Minister backs call to end Indigenous culture lessons
Australian Government Minister of Education and Training, Julie Bishop, has expressed sympathy with a proposal to remove Indigenous culture from the school curriculum. A report written by Gary Johns, and commissioned and released by the Menzies Research Centre, argues that teaching Aboriginal culture prevents Aboriginal children from progressing in their education. The report also urges governments to close schools in remote communities if they are not considered economically viable. The report suggests states that ‘Western education cannot and should not preserve Aboriginal culture … Too often, educators continue to defer to Aboriginal culture without recognising that Aboriginal culture is the problem … Can a welfare culture that has no work ethic be in a position to prepare its children for school?’ The Minister has said she will consider using the report to frame policy. See article in The Age, 30 May 2006. See also the response from Tasmanian Education Minister David Bartlett in Ministerial media release, 1 June 2006.
Principal defends WA curriculum amid ongoing debate
The Australian and The West Australian newspapers have continued a series of articles sharply critical of the proposed Outcomes Based Education curriculum in Western Australia. See ‘New literature course too political’, 1 June 2006 and ‘No good outcomes: WA’s upper school curriculum must be delayed’, p 13, 1 June 2006 in The Australian; and ‘Catholic schools must toe OBE line’, p 1, 1 June 2006, ‘We may opt out of system: elite schools’, p 10, 31 May 2006, ‘Catholic schools say stop OBE plan’, p 1, 31 May 2006 and ‘English teachers join uproar against OBE’, p 8, 30 May 2006 in the West Australian. However Peter Fitzgerald, principal of Donnybrook District High School, has reported ‘great success’ in running the OBE curriculum since 1996, arguing that the former curriculum lacked the flexibility to deal with students having special needs or abilities. He said that the OBE curriculum would also help meet the needs and interests of older students who undertake senior schooling without going on to tertiary study. See report in Donnybrook Bridgetown Mail, 30 May 2006.
Australian Government ministers challenge preschool over 'gay friendly' books
A preschool centre run by Marrackville Council in Sydney has been challenged by the Australian Government ministers for health and education for using children’s books that describe the everyday lives of families headed by same-sex couples. The books are from the Learn to Include series. The author Vicki Harding has said that the books are intended for children learning to read but are suitable for preschool children. See report in The Australian, 30 May 2006.

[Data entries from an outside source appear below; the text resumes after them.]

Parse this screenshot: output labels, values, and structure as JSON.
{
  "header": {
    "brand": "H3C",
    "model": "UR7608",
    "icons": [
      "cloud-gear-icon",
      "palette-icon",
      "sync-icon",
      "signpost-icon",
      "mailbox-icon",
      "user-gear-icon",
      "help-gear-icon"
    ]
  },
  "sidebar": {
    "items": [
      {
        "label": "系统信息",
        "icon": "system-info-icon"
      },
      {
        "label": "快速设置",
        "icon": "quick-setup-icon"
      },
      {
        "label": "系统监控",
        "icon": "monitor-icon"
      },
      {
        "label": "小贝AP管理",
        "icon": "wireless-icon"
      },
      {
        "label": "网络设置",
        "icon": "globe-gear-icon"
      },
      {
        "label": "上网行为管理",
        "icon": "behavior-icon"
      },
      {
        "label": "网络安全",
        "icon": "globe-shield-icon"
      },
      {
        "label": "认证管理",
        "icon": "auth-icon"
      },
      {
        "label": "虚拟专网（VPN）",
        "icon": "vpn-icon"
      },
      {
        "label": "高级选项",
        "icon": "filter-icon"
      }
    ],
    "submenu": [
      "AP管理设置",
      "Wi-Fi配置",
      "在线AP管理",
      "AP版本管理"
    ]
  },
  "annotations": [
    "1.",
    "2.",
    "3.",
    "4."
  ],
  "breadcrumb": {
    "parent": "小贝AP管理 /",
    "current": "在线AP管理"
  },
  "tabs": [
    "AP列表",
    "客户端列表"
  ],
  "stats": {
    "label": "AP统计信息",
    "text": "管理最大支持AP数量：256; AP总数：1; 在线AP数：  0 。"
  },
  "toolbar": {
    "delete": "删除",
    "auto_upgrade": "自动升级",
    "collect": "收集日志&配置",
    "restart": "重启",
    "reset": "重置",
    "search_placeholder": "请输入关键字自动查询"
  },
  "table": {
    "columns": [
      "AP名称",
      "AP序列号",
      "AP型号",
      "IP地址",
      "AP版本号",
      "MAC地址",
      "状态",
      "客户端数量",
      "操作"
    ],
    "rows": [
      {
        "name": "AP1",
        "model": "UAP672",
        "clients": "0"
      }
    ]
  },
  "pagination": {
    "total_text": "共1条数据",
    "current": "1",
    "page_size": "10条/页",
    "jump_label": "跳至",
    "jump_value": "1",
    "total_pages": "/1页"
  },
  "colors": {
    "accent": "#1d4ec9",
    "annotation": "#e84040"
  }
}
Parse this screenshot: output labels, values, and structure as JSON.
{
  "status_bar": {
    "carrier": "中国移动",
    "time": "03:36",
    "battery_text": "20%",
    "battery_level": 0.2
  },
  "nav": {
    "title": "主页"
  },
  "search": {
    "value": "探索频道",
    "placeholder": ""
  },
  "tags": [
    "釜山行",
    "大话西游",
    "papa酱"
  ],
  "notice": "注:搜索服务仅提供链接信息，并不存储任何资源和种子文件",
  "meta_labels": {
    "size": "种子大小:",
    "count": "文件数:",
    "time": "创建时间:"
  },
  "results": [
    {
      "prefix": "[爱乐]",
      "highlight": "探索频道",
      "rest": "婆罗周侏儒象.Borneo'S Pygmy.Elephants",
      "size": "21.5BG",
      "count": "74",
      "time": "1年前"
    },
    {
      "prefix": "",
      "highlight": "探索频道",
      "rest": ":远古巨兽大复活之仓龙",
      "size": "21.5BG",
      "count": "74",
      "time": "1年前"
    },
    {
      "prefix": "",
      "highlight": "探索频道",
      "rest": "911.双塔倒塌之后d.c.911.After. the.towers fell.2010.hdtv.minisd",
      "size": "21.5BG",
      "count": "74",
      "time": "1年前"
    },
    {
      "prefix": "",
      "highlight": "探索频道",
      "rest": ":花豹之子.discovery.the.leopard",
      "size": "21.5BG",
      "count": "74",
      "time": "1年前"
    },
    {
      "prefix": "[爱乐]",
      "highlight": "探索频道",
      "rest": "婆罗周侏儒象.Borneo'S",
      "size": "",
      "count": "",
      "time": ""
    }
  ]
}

Adapting to 'Net Generation'
The University of Technology Sydney is hosting a lecture on 15 June on how resistance to e-learning might be overcome. ‘Using a virtual excursion into two digital worlds, one created by students, another by teachers, this free public lecture explores the possibility that confusion about how we learn impedes the uptake of new technologies in Education. Join us to provoke your thinking about what it means to learn. Refresh your ideas about curriculum, assessment, teaching and teacher and parent education.’ See details.